- TO DO
In the records below, find each line that holds "icon" and return it.

- MATERIAL FOR THIS EXERCISE
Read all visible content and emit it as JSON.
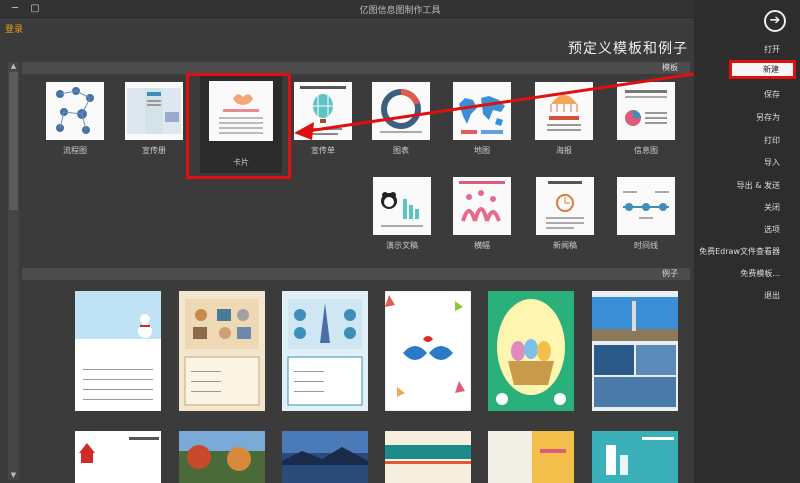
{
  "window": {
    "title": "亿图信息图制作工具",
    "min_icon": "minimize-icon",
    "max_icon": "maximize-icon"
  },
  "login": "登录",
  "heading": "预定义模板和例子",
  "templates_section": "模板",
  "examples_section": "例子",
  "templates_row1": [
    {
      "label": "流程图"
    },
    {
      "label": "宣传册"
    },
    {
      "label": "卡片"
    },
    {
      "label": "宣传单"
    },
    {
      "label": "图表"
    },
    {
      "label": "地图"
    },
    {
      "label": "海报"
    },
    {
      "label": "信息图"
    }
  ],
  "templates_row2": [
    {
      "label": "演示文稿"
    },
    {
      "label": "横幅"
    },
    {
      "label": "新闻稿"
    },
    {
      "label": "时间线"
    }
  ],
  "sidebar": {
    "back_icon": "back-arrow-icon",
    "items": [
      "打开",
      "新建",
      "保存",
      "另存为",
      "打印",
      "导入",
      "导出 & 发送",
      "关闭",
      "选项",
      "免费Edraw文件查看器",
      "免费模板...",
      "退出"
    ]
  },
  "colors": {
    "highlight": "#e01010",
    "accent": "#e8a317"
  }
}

- TASK RESPONSE
    "min_icon": "minimize-icon",
    "max_icon": "maximize-icon"
    "back_icon": "back-arrow-icon",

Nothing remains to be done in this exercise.